====== DATASET EXTRACT
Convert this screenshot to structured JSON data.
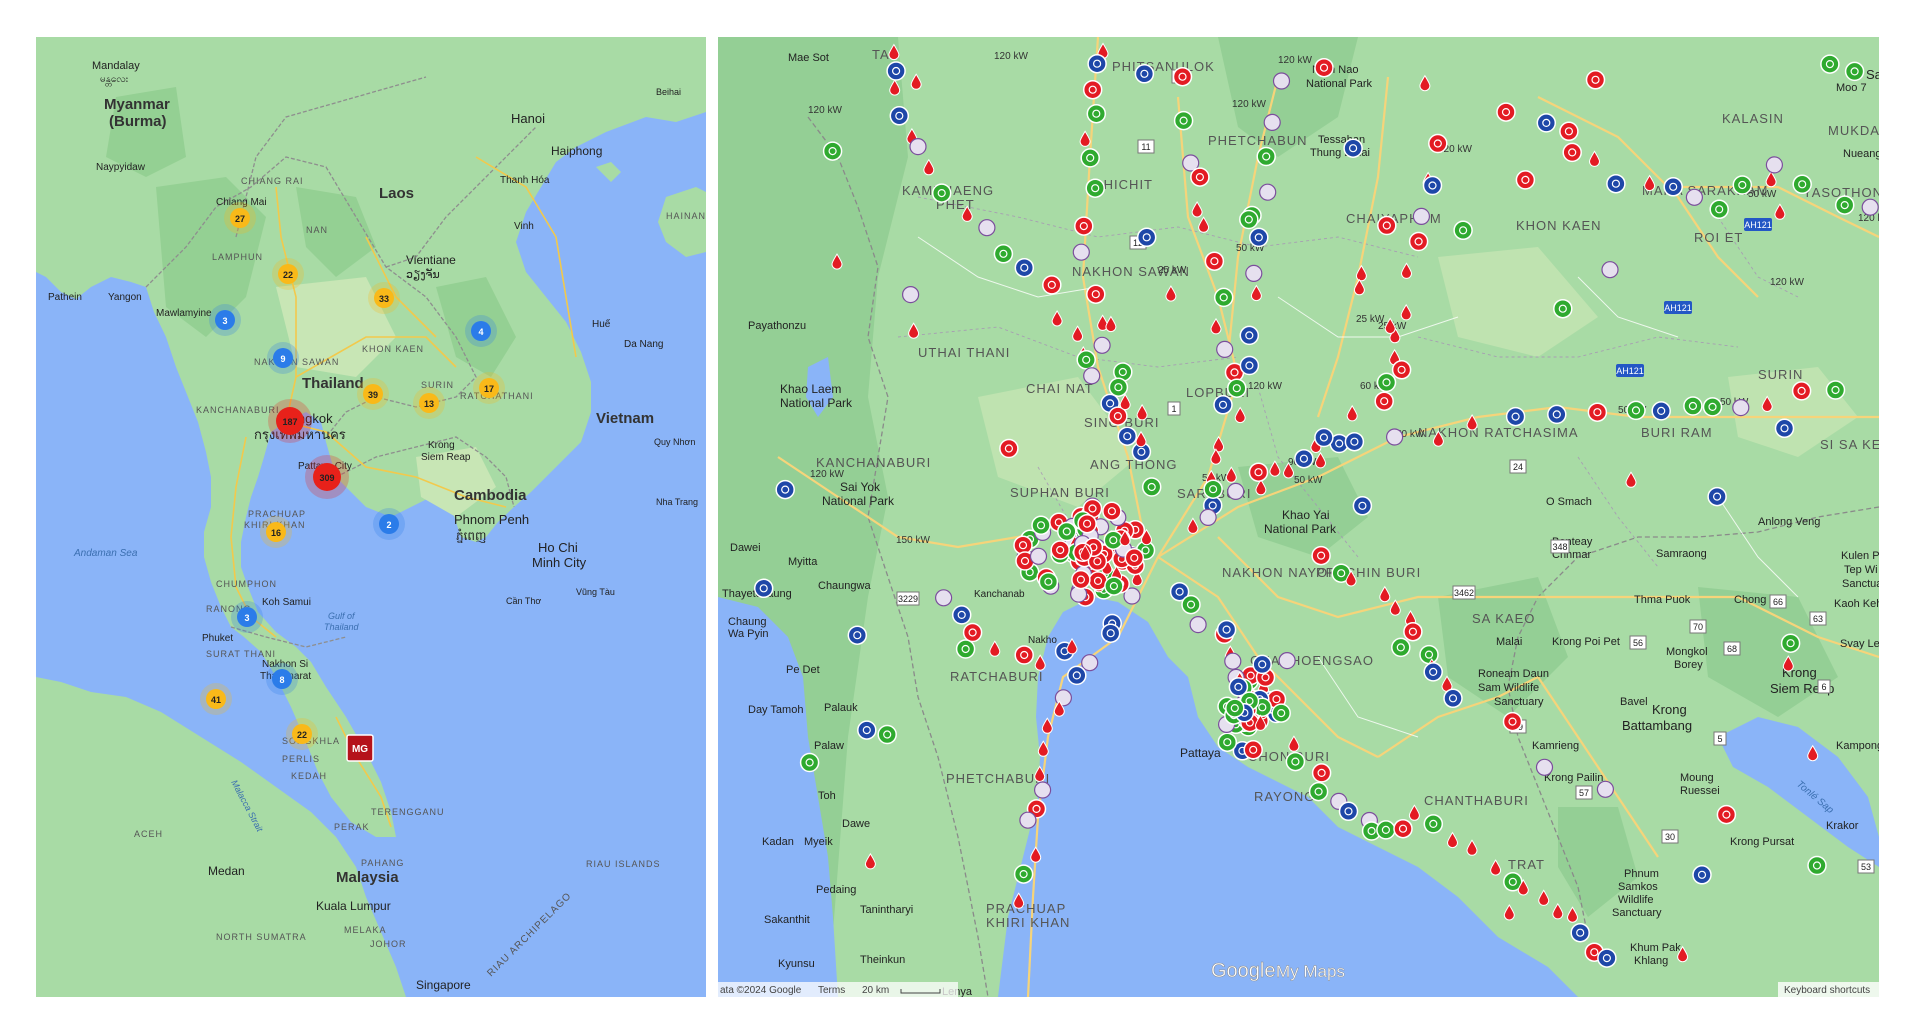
{
  "left_map": {
    "labels": {
      "countries": [
        {
          "id": "myanmar",
          "text": "Myanmar"
        },
        {
          "id": "myanmar2",
          "text": "(Burma)"
        },
        {
          "id": "thailand",
          "text": "Thailand"
        },
        {
          "id": "laos",
          "text": "Laos"
        },
        {
          "id": "cambodia",
          "text": "Cambodia"
        },
        {
          "id": "vietnam",
          "text": "Vietnam"
        },
        {
          "id": "malaysia",
          "text": "Malaysia"
        }
      ],
      "cities": [
        {
          "id": "mandalay",
          "text": "Mandalay"
        },
        {
          "id": "mandalay_local",
          "text": "မန္တလေး"
        },
        {
          "id": "naypyidaw",
          "text": "Naypyidaw"
        },
        {
          "id": "yangon",
          "text": "Yangon"
        },
        {
          "id": "pathein",
          "text": "Pathein"
        },
        {
          "id": "mawlamyine",
          "text": "Mawlamyine"
        },
        {
          "id": "chiangmai",
          "text": "Chiang Mai"
        },
        {
          "id": "hanoi",
          "text": "Hanoi"
        },
        {
          "id": "haiphong",
          "text": "Haiphong"
        },
        {
          "id": "vientiane",
          "text": "Vientiane"
        },
        {
          "id": "vientiane_local",
          "text": "ວຽງຈັນ"
        },
        {
          "id": "bangkok",
          "text": "Bangkok"
        },
        {
          "id": "bangkok_local",
          "text": "กรุงเทพมหานคร"
        },
        {
          "id": "pattaya",
          "text": "Pattaya City"
        },
        {
          "id": "phnompenh",
          "text": "Phnom Penh"
        },
        {
          "id": "phnompenh_local",
          "text": "ភ្នំពេញ"
        },
        {
          "id": "hcmc",
          "text": "Ho Chi"
        },
        {
          "id": "hcmc2",
          "text": "Minh City"
        },
        {
          "id": "siemreap",
          "text": "Krong"
        },
        {
          "id": "siemreap2",
          "text": "Siem Reap"
        },
        {
          "id": "danang",
          "text": "Da Nang"
        },
        {
          "id": "hue",
          "text": "Huế"
        },
        {
          "id": "vinh",
          "text": "Vinh"
        },
        {
          "id": "thanhhoa",
          "text": "Thanh Hóa"
        },
        {
          "id": "kualalumpur",
          "text": "Kuala Lumpur"
        },
        {
          "id": "singapore",
          "text": "Singapore"
        },
        {
          "id": "medan",
          "text": "Medan"
        },
        {
          "id": "phuket",
          "text": "Phuket"
        },
        {
          "id": "kohsamui",
          "text": "Koh Samui"
        },
        {
          "id": "nakhonsi",
          "text": "Nakhon Si"
        },
        {
          "id": "nakhonsi2",
          "text": "Thammarat"
        },
        {
          "id": "canthos",
          "text": "Cần Thơ"
        },
        {
          "id": "vungtau",
          "text": "Vũng Tàu"
        },
        {
          "id": "quynhon",
          "text": "Quy Nhơn"
        },
        {
          "id": "nhatrang",
          "text": "Nha Trang"
        },
        {
          "id": "beihai",
          "text": "Beihai"
        }
      ],
      "provinces": [
        {
          "id": "chiangrai",
          "text": "CHIANG RAI"
        },
        {
          "id": "lamphun",
          "text": "LAMPHUN"
        },
        {
          "id": "nan",
          "text": "NAN"
        },
        {
          "id": "nakhonsawan",
          "text": "NAKHON SAWAN"
        },
        {
          "id": "khonkaen",
          "text": "KHON KAEN"
        },
        {
          "id": "kanchanaburi",
          "text": "KANCHANABURI"
        },
        {
          "id": "prachuap",
          "text": "PRACHUAP"
        },
        {
          "id": "prachuap2",
          "text": "KHIRI KHAN"
        },
        {
          "id": "chumphon",
          "text": "CHUMPHON"
        },
        {
          "id": "ranong",
          "text": "RANONG"
        },
        {
          "id": "suratthani",
          "text": "SURAT THANI"
        },
        {
          "id": "songkhla",
          "text": "SONGKHLA"
        },
        {
          "id": "perlis",
          "text": "PERLIS"
        },
        {
          "id": "kedah",
          "text": "KEDAH"
        },
        {
          "id": "perak",
          "text": "PERAK"
        },
        {
          "id": "terengganu",
          "text": "TERENGGANU"
        },
        {
          "id": "pahang",
          "text": "PAHANG"
        },
        {
          "id": "melaka",
          "text": "MELAKA"
        },
        {
          "id": "johor",
          "text": "JOHOR"
        },
        {
          "id": "aceh",
          "text": "ACEH"
        },
        {
          "id": "northsumatra",
          "text": "NORTH SUMATRA"
        },
        {
          "id": "riauislands",
          "text": "RIAU ISLANDS"
        },
        {
          "id": "riauarch",
          "text": "RIAU ARCHIPELAGO"
        },
        {
          "id": "surin",
          "text": "SURIN"
        },
        {
          "id": "ratchathani",
          "text": "RATCHATHANI"
        },
        {
          "id": "hainan",
          "text": "HAINAN"
        }
      ],
      "seas": [
        {
          "id": "andaman",
          "text": "Andaman Sea"
        },
        {
          "id": "gulf",
          "text": "Gulf of"
        },
        {
          "id": "gulf2",
          "text": "Thailand"
        },
        {
          "id": "malacca",
          "text": "Malacca Strait"
        }
      ]
    },
    "clusters": [
      {
        "count": "27",
        "color": "#f9b919"
      },
      {
        "count": "22",
        "color": "#f9b919"
      },
      {
        "count": "3",
        "color": "#2b7ce9"
      },
      {
        "count": "33",
        "color": "#f9b919"
      },
      {
        "count": "4",
        "color": "#2b7ce9"
      },
      {
        "count": "9",
        "color": "#2b7ce9"
      },
      {
        "count": "39",
        "color": "#f9b919"
      },
      {
        "count": "13",
        "color": "#f9b919"
      },
      {
        "count": "17",
        "color": "#f9b919"
      },
      {
        "count": "187",
        "color": "#e8211a"
      },
      {
        "count": "309",
        "color": "#e8211a"
      },
      {
        "count": "2",
        "color": "#2b7ce9"
      },
      {
        "count": "16",
        "color": "#f9b919"
      },
      {
        "count": "3",
        "color": "#2b7ce9"
      },
      {
        "count": "8",
        "color": "#2b7ce9"
      },
      {
        "count": "41",
        "color": "#f9b919"
      },
      {
        "count": "22",
        "color": "#f9b919"
      }
    ],
    "mg_marker": "MG"
  },
  "right_map": {
    "labels": {
      "provinces": [
        {
          "id": "tak",
          "text": "TAK"
        },
        {
          "id": "phitsanulok",
          "text": "PHITSANULOK"
        },
        {
          "id": "phetchabun",
          "text": "PHETCHABUN"
        },
        {
          "id": "kamphaengphet",
          "text": "KAMPHAENG"
        },
        {
          "id": "kamphaengphet2",
          "text": "PHET"
        },
        {
          "id": "phichit",
          "text": "PHICHIT"
        },
        {
          "id": "chaiyaphum",
          "text": "CHAIYAPHUM"
        },
        {
          "id": "khonkaen",
          "text": "KHON KAEN"
        },
        {
          "id": "kalasin",
          "text": "KALASIN"
        },
        {
          "id": "mukdahan",
          "text": "MUKDAHAN"
        },
        {
          "id": "maha",
          "text": "MAHA SARAKHAM"
        },
        {
          "id": "yasothon",
          "text": "YASOTHON"
        },
        {
          "id": "roiet",
          "text": "ROI ET"
        },
        {
          "id": "nakhonsawan",
          "text": "NAKHON SAWAN"
        },
        {
          "id": "uthaithani",
          "text": "UTHAI THANI"
        },
        {
          "id": "chainat",
          "text": "CHAI NAT"
        },
        {
          "id": "lopburi",
          "text": "LOPBURI"
        },
        {
          "id": "singburi",
          "text": "SING BURI"
        },
        {
          "id": "angthong",
          "text": "ANG THONG"
        },
        {
          "id": "kanchanaburi",
          "text": "KANCHANABURI"
        },
        {
          "id": "suphanburi",
          "text": "SUPHAN BURI"
        },
        {
          "id": "saraburi",
          "text": "SARABURI"
        },
        {
          "id": "nakhonratchasima",
          "text": "NAKHON RATCHASIMA"
        },
        {
          "id": "buriram",
          "text": "BURI RAM"
        },
        {
          "id": "surin",
          "text": "SURIN"
        },
        {
          "id": "sisaket",
          "text": "SI SA KET"
        },
        {
          "id": "nakhonnayok",
          "text": "NAKHON NAYOK"
        },
        {
          "id": "prachinburi",
          "text": "PRACHIN BURI"
        },
        {
          "id": "sakaeo",
          "text": "SA KAEO"
        },
        {
          "id": "chachoengsao",
          "text": "CHACHOENGSAO"
        },
        {
          "id": "ratchaburi",
          "text": "RATCHABURI"
        },
        {
          "id": "phetchaburi",
          "text": "PHETCHABURI"
        },
        {
          "id": "chonburi",
          "text": "CHON BURI"
        },
        {
          "id": "rayong",
          "text": "RAYONG"
        },
        {
          "id": "chanthaburi",
          "text": "CHANTHABURI"
        },
        {
          "id": "trat",
          "text": "TRAT"
        },
        {
          "id": "prachuap",
          "text": "PRACHUAP"
        },
        {
          "id": "prachuap2",
          "text": "KHIRI KHAN"
        }
      ],
      "places": [
        {
          "id": "maesot",
          "text": "Mae Sot"
        },
        {
          "id": "namnao",
          "text": "Nam Nao"
        },
        {
          "id": "namnao2",
          "text": "National Park"
        },
        {
          "id": "tessaban",
          "text": "Tessaban"
        },
        {
          "id": "tessaban2",
          "text": "Thung Luilai"
        },
        {
          "id": "payathonzu",
          "text": "Payathonzu"
        },
        {
          "id": "khaolaem",
          "text": "Khao Laem"
        },
        {
          "id": "khaolaem2",
          "text": "National Park"
        },
        {
          "id": "saiyok",
          "text": "Sai Yok"
        },
        {
          "id": "saiyok2",
          "text": "National Park"
        },
        {
          "id": "khaoyai",
          "text": "Khao Yai"
        },
        {
          "id": "khaoyai2",
          "text": "National Park"
        },
        {
          "id": "thanbyuzayat",
          "text": "Dawei"
        },
        {
          "id": "myitta",
          "text": "Myitta"
        },
        {
          "id": "chaungwa",
          "text": "Chaungwa"
        },
        {
          "id": "thayetchaung",
          "text": "Thayetchaung"
        },
        {
          "id": "chaung",
          "text": "Chaung"
        },
        {
          "id": "wapyin",
          "text": "Wa Pyin"
        },
        {
          "id": "pedet",
          "text": "Pe Det"
        },
        {
          "id": "daytamoh",
          "text": "Day Tamoh"
        },
        {
          "id": "palauk",
          "text": "Palauk"
        },
        {
          "id": "palaw",
          "text": "Palaw"
        },
        {
          "id": "toh",
          "text": "Toh"
        },
        {
          "id": "dawe",
          "text": "Dawe"
        },
        {
          "id": "kadan",
          "text": "Kadan"
        },
        {
          "id": "myeik",
          "text": "Myeik"
        },
        {
          "id": "pedaing",
          "text": "Pedaing"
        },
        {
          "id": "tanintharyi",
          "text": "Tanintharyi"
        },
        {
          "id": "sakanthit",
          "text": "Sakanthit"
        },
        {
          "id": "theinkun",
          "text": "Theinkun"
        },
        {
          "id": "kyunsu",
          "text": "Kyunsu"
        },
        {
          "id": "lenya",
          "text": "Lenya"
        },
        {
          "id": "pattaya",
          "text": "Pattaya"
        },
        {
          "id": "osmach",
          "text": "O Smach"
        },
        {
          "id": "banteay",
          "text": "Banteay"
        },
        {
          "id": "banteay2",
          "text": "Chhmar"
        },
        {
          "id": "samraong",
          "text": "Samraong"
        },
        {
          "id": "anlongveng",
          "text": "Anlong Veng"
        },
        {
          "id": "kulen",
          "text": "Kulen Pr"
        },
        {
          "id": "kulen2",
          "text": "Tep Wi"
        },
        {
          "id": "kulen3",
          "text": "Sanctua"
        },
        {
          "id": "thmapuok",
          "text": "Thma Puok"
        },
        {
          "id": "chongkal",
          "text": "Chong Kal"
        },
        {
          "id": "kaokeh",
          "text": "Kaoh Keh"
        },
        {
          "id": "kongpoipet",
          "text": "Krong Poi Pet"
        },
        {
          "id": "mongkol",
          "text": "Mongkol"
        },
        {
          "id": "mongkol2",
          "text": "Borey"
        },
        {
          "id": "svayleu",
          "text": "Svay Le"
        },
        {
          "id": "siemreap",
          "text": "Krong"
        },
        {
          "id": "siemreap2",
          "text": "Siem Reap"
        },
        {
          "id": "battambang",
          "text": "Krong"
        },
        {
          "id": "battambang2",
          "text": "Battambang"
        },
        {
          "id": "roneam",
          "text": "Roneam Daun"
        },
        {
          "id": "roneam2",
          "text": "Sam Wildlife"
        },
        {
          "id": "roneam3",
          "text": "Sanctuary"
        },
        {
          "id": "bavel",
          "text": "Bavel"
        },
        {
          "id": "kamrieng",
          "text": "Kamrieng"
        },
        {
          "id": "pailin",
          "text": "Krong Pailin"
        },
        {
          "id": "moung",
          "text": "Moung"
        },
        {
          "id": "moung2",
          "text": "Ruessei"
        },
        {
          "id": "kompong",
          "text": "Kampong"
        },
        {
          "id": "pursat",
          "text": "Krong Pursat"
        },
        {
          "id": "krakor",
          "text": "Krakor"
        },
        {
          "id": "phnumsamkos",
          "text": "Phnum"
        },
        {
          "id": "phnumsamkos2",
          "text": "Samkos"
        },
        {
          "id": "phnumsamkos3",
          "text": "Wildlife"
        },
        {
          "id": "phnumsamkos4",
          "text": "Sanctuary"
        },
        {
          "id": "khumpak",
          "text": "Khum Pak"
        },
        {
          "id": "khumpak2",
          "text": "Khlang"
        },
        {
          "id": "tonlesap",
          "text": "Tonlé Sap"
        },
        {
          "id": "kanchanab",
          "text": "Kanchanab"
        },
        {
          "id": "nakhon",
          "text": "Nakho"
        },
        {
          "id": "moo7",
          "text": "Moo 7"
        },
        {
          "id": "sa",
          "text": "Sa"
        },
        {
          "id": "malai",
          "text": "Malai"
        },
        {
          "id": "nueang",
          "text": "Nueang"
        }
      ],
      "power": [
        "120 kW",
        "120 kW",
        "120 kW",
        "120 kW",
        "120 kW",
        "25 kW",
        "50 kW",
        "25 kW",
        "120 kW",
        "60 kW",
        "50 kW",
        "90 kW",
        "50 kW",
        "50 kW",
        "150 kW",
        "120 kW",
        "50 kW",
        "120 kW",
        "120 kW",
        "25 kW",
        "50 kW",
        "50 kW"
      ],
      "roads": [
        "AH121",
        "AH121",
        "AH121",
        "1",
        "11",
        "12",
        "3229",
        "3462",
        "348",
        "24",
        "66",
        "68",
        "56",
        "57",
        "5",
        "59",
        "6",
        "63",
        "70",
        "53",
        "30",
        "1"
      ]
    },
    "footer": {
      "data": "ata ©2024 Google",
      "terms": "Terms",
      "scale": "20 km",
      "keyboard": "Keyboard shortcuts",
      "brand_google": "Google",
      "brand_mymaps": "My Maps"
    },
    "colors": {
      "land": "#a8dba5",
      "sea": "#8ab4f8",
      "forest": "#94d093",
      "red": "#e31b23",
      "blue": "#1e47a8",
      "green": "#2faa2f",
      "pea": "#7b4e9c"
    }
  }
}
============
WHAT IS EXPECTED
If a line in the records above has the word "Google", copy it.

SOLUTION FOR THIS TASK
      "data": "ata ©2024 Google",
      "brand_google": "Google",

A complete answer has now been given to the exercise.